• _WORK INSTRUCTION_
Check each line of the entries below for the word "JSON", and copy the lines that have it.

### MATERIAL PROVIDED

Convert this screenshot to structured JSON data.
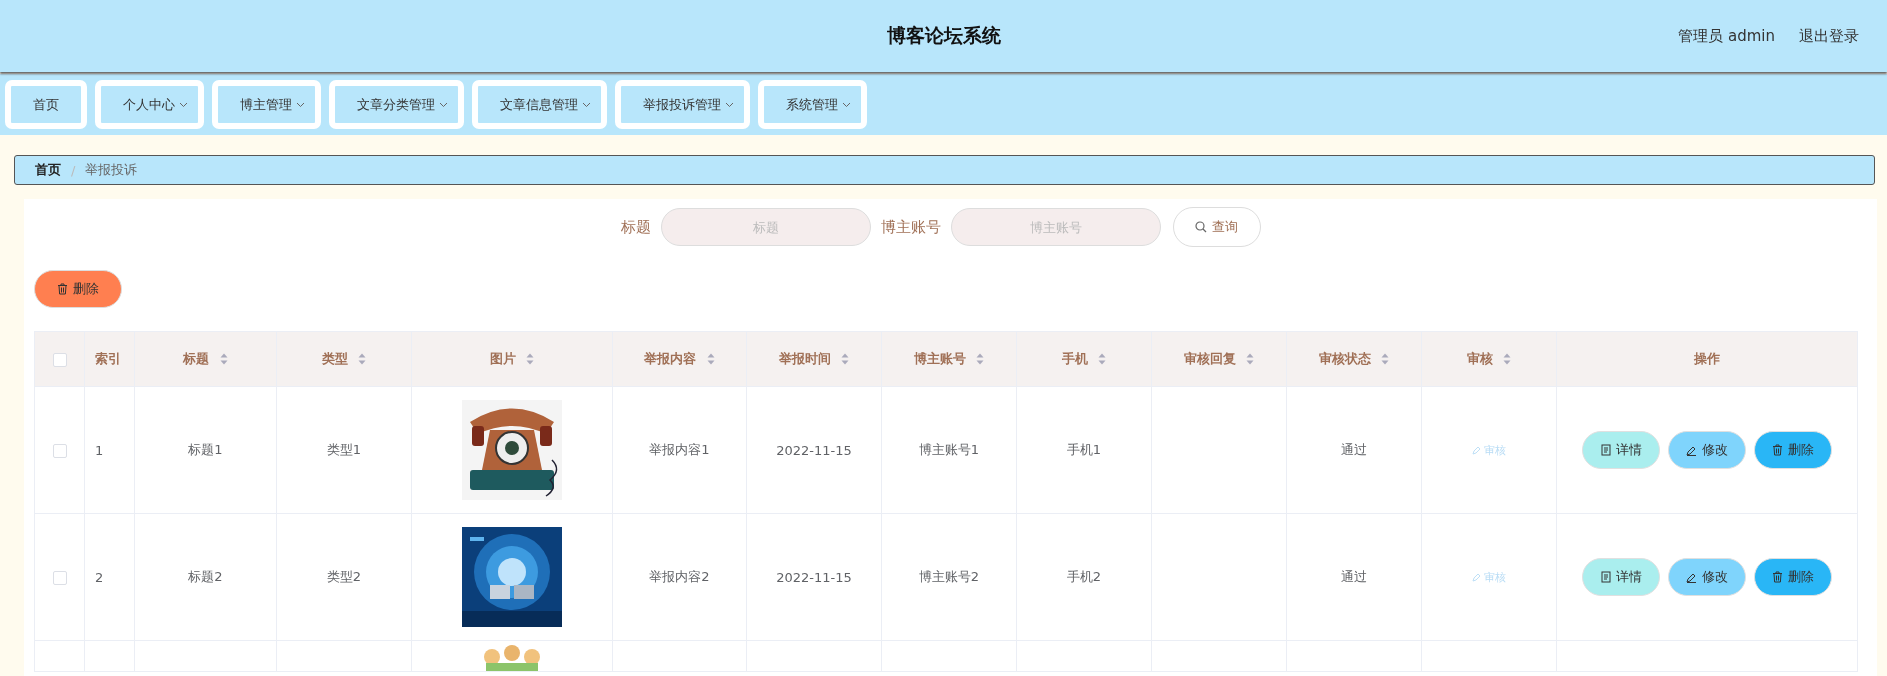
{
  "header": {
    "title": "博客论坛系统",
    "user": "管理员 admin",
    "logout": "退出登录"
  },
  "nav": [
    {
      "label": "首页",
      "has_menu": false
    },
    {
      "label": "个人中心",
      "has_menu": true
    },
    {
      "label": "博主管理",
      "has_menu": true
    },
    {
      "label": "文章分类管理",
      "has_menu": true
    },
    {
      "label": "文章信息管理",
      "has_menu": true
    },
    {
      "label": "举报投诉管理",
      "has_menu": true
    },
    {
      "label": "系统管理",
      "has_menu": true
    }
  ],
  "breadcrumb": {
    "items": [
      "首页",
      "举报投诉"
    ],
    "separator": "/"
  },
  "search": {
    "fields": [
      {
        "label": "标题",
        "placeholder": "标题"
      },
      {
        "label": "博主账号",
        "placeholder": "博主账号"
      }
    ],
    "button": "查询"
  },
  "delete_button": "删除",
  "table": {
    "header_checked": false,
    "columns": [
      {
        "label": "索引",
        "sortable": false
      },
      {
        "label": "标题",
        "sortable": true
      },
      {
        "label": "类型",
        "sortable": true
      },
      {
        "label": "图片",
        "sortable": true
      },
      {
        "label": "举报内容",
        "sortable": true
      },
      {
        "label": "举报时间",
        "sortable": true
      },
      {
        "label": "博主账号",
        "sortable": true
      },
      {
        "label": "手机",
        "sortable": true
      },
      {
        "label": "审核回复",
        "sortable": true
      },
      {
        "label": "审核状态",
        "sortable": true
      },
      {
        "label": "审核",
        "sortable": true
      },
      {
        "label": "操作",
        "sortable": false
      }
    ],
    "rows": [
      {
        "checked": false,
        "index": "1",
        "title": "标题1",
        "type": "类型1",
        "content": "举报内容1",
        "time": "2022-11-15",
        "account": "博主账号1",
        "phone": "手机1",
        "status": "通过",
        "review": "审核",
        "review_disabled": true,
        "actions": [
          "详情",
          "修改",
          "删除"
        ]
      },
      {
        "checked": false,
        "index": "2",
        "title": "标题2",
        "type": "类型2",
        "content": "举报内容2",
        "time": "2022-11-15",
        "account": "博主账号2",
        "phone": "手机2",
        "status": "通过",
        "review": "审核",
        "review_disabled": true,
        "actions": [
          "详情",
          "修改",
          "删除"
        ]
      }
    ]
  }
}
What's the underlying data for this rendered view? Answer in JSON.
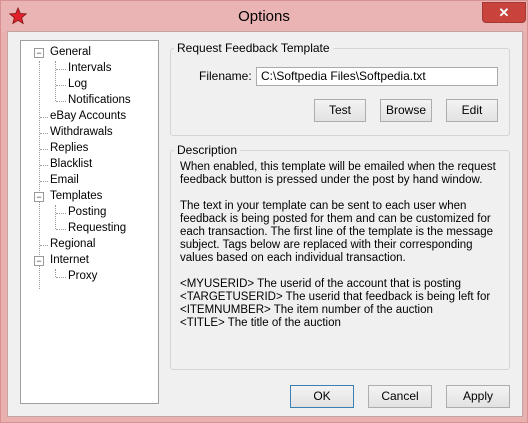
{
  "window": {
    "title": "Options",
    "close_label": "✕"
  },
  "tree": {
    "items": [
      {
        "label": "General",
        "level": 0,
        "toggle": "−"
      },
      {
        "label": "Intervals",
        "level": 1
      },
      {
        "label": "Log",
        "level": 1
      },
      {
        "label": "Notifications",
        "level": 1
      },
      {
        "label": "eBay Accounts",
        "level": 0
      },
      {
        "label": "Withdrawals",
        "level": 0
      },
      {
        "label": "Replies",
        "level": 0
      },
      {
        "label": "Blacklist",
        "level": 0
      },
      {
        "label": "Email",
        "level": 0
      },
      {
        "label": "Templates",
        "level": 0,
        "toggle": "−"
      },
      {
        "label": "Posting",
        "level": 1
      },
      {
        "label": "Requesting",
        "level": 1
      },
      {
        "label": "Regional",
        "level": 0
      },
      {
        "label": "Internet",
        "level": 0,
        "toggle": "−"
      },
      {
        "label": "Proxy",
        "level": 1
      }
    ]
  },
  "template_group": {
    "title": "Request Feedback Template",
    "filename_label": "Filename:",
    "filename_value": "C:\\Softpedia Files\\Softpedia.txt",
    "test_label": "Test",
    "browse_label": "Browse",
    "edit_label": "Edit"
  },
  "description_group": {
    "title": "Description",
    "para1": "When enabled, this template will be emailed when the request\nfeedback button is pressed under the post by hand window.",
    "para2": "The text in your template can be sent to each user when\nfeedback is being posted for them and can be customized for\neach transaction.  The first line of the template is the message\nsubject.  Tags below are replaced with their corresponding\nvalues based on each individual transaction.",
    "tags": [
      "<MYUSERID>  The userid of the account that is posting",
      "<TARGETUSERID>  The userid that feedback is being left for",
      "<ITEMNUMBER>  The item number of the auction",
      "<TITLE>  The title of the auction"
    ]
  },
  "footer": {
    "ok_label": "OK",
    "cancel_label": "Cancel",
    "apply_label": "Apply"
  },
  "colors": {
    "title_bar": "#eab3b4",
    "close_button": "#c7433c",
    "app_icon": "#e0202a"
  }
}
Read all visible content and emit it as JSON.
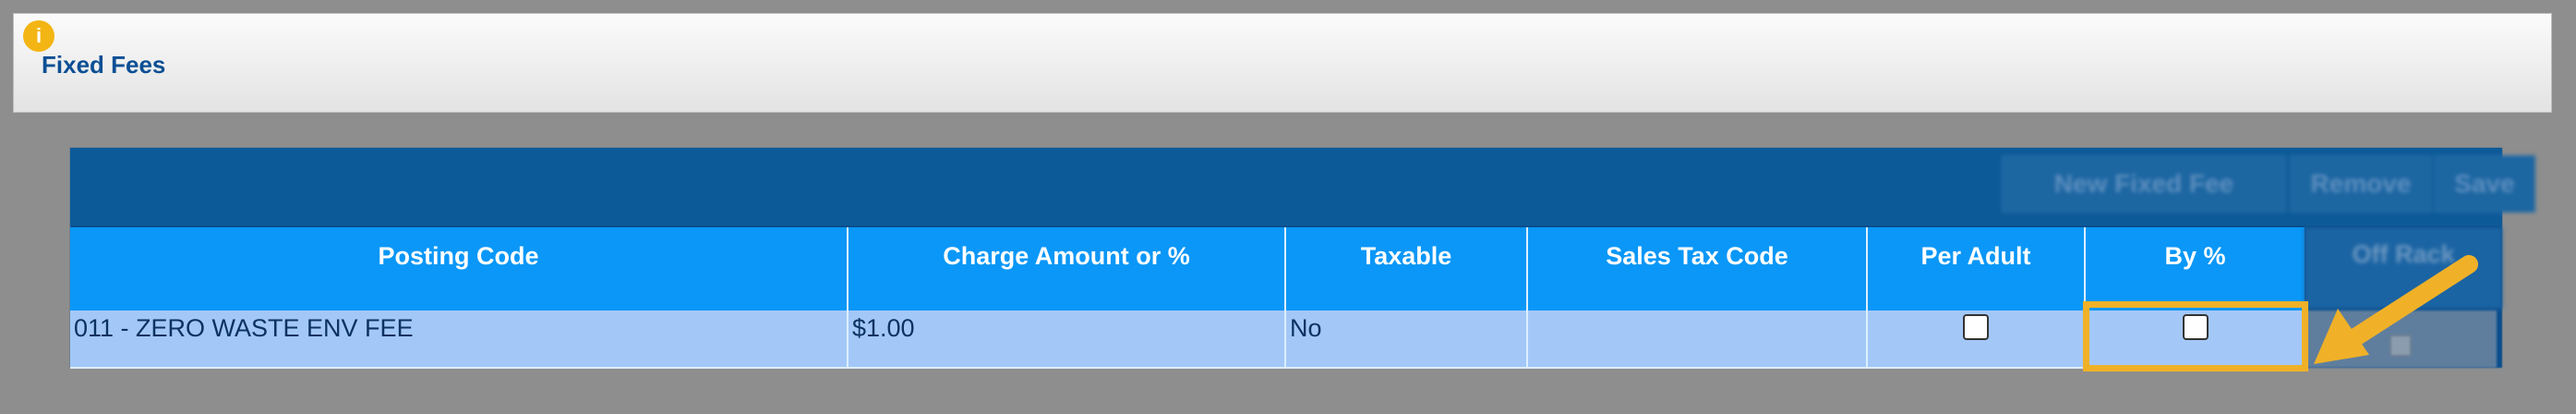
{
  "header": {
    "info_icon_glyph": "i",
    "title": "Fixed Fees"
  },
  "toolbar": {
    "new_label": "New Fixed Fee",
    "remove_label": "Remove",
    "save_label": "Save"
  },
  "grid": {
    "columns": [
      "Posting Code",
      "Charge Amount or %",
      "Taxable",
      "Sales Tax Code",
      "Per Adult",
      "By %",
      "Off Rack"
    ],
    "rows": [
      {
        "posting_code": "011 - ZERO WASTE ENV FEE",
        "charge_amount": "$1.00",
        "taxable": "No",
        "sales_tax_code": "",
        "per_adult": false,
        "by_percent": false,
        "off_rack": false
      }
    ]
  },
  "colors": {
    "header_blue": "#0a97f7",
    "toolbar_blue": "#0d5a98",
    "row_blue": "#a3c8f8",
    "highlight": "#f0b128",
    "title_blue": "#0c4f94"
  }
}
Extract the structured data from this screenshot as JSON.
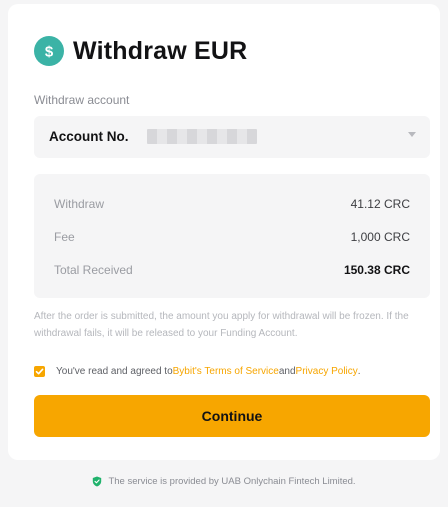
{
  "header": {
    "title": "Withdraw EUR",
    "coin_symbol": "$",
    "coin_icon": "dollar-coin-icon",
    "coin_color": "#3bb3a6"
  },
  "account": {
    "label": "Withdraw account",
    "selected_prefix": "Account No.",
    "masked_value": "••••••••••",
    "dropdown_icon": "chevron-down-icon"
  },
  "summary": {
    "rows": [
      {
        "key": "Withdraw",
        "value": "41.12 CRC"
      },
      {
        "key": "Fee",
        "value": "1,000 CRC"
      },
      {
        "key": "Total Received",
        "value": "150.38 CRC"
      }
    ]
  },
  "notice": "After the order is submitted, the amount you apply for withdrawal will be frozen. If the withdrawal fails, it will be released to your Funding Account.",
  "agreement": {
    "checked": true,
    "prefix": "You've read and agreed to ",
    "terms_link": "Bybit's Terms of Service",
    "and": " and ",
    "privacy_link": "Privacy Policy",
    "suffix": "."
  },
  "actions": {
    "continue_label": "Continue"
  },
  "footer": {
    "text": "The service is provided by UAB Onlychain Fintech Limited.",
    "icon": "shield-check-icon",
    "icon_color": "#20b26c"
  },
  "colors": {
    "accent": "#f7a600",
    "background": "#f5f5f6",
    "card": "#ffffff"
  }
}
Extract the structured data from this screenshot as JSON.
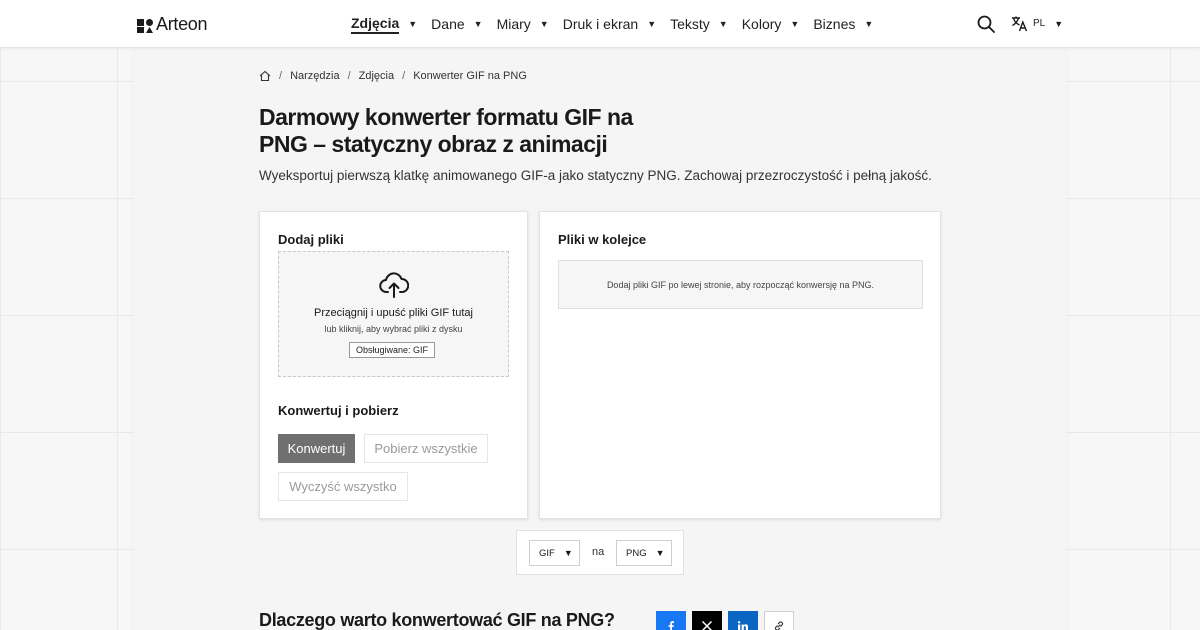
{
  "header": {
    "brand": "Arteon",
    "nav": [
      {
        "label": "Zdjęcia",
        "active": true
      },
      {
        "label": "Dane",
        "active": false
      },
      {
        "label": "Miary",
        "active": false
      },
      {
        "label": "Druk i ekran",
        "active": false
      },
      {
        "label": "Teksty",
        "active": false
      },
      {
        "label": "Kolory",
        "active": false
      },
      {
        "label": "Biznes",
        "active": false
      }
    ],
    "search_icon": "search-icon",
    "language": "PL",
    "language_icon": "translate-icon"
  },
  "breadcrumb": {
    "home_icon": "home-icon",
    "items": [
      "Narzędzia",
      "Zdjęcia",
      "Konwerter GIF na PNG"
    ]
  },
  "page": {
    "title": "Darmowy konwerter formatu GIF na PNG – statyczny obraz z animacji",
    "subtitle": "Wyeksportuj pierwszą klatkę animowanego GIF-a jako statyczny PNG. Zachowaj przezroczystość i pełną jakość."
  },
  "upload": {
    "heading": "Dodaj pliki",
    "icon": "cloud-upload-icon",
    "drop_main": "Przeciągnij i upuść pliki GIF tutaj",
    "drop_sub": "lub kliknij, aby wybrać pliki z dysku",
    "supported": "Obsługiwane: GIF"
  },
  "actions": {
    "heading": "Konwertuj i pobierz",
    "convert": "Konwertuj",
    "download_all": "Pobierz wszystkie",
    "clear_all": "Wyczyść wszystko"
  },
  "queue": {
    "heading": "Pliki w kolejce",
    "empty_text": "Dodaj pliki GIF po lewej stronie, aby rozpocząć konwersję na PNG."
  },
  "format": {
    "from": "GIF",
    "connector": "na",
    "to": "PNG"
  },
  "section": {
    "why_title": "Dlaczego warto konwertować GIF na PNG?"
  },
  "share": [
    "facebook-icon",
    "x-icon",
    "linkedin-icon",
    "link-icon"
  ],
  "colors": {
    "primary_button": "#707070",
    "facebook": "#1877f2",
    "x": "#000000",
    "linkedin": "#0a66c2"
  }
}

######

• _TASK ANSWER_
Convert this screenshot to structured JSON data.
What's the underlying data for this rendered view? Answer in JSON.
Read all visible content and emit it as JSON.
Extract the structured data from this screenshot as JSON.
Extract the structured data from this screenshot as JSON.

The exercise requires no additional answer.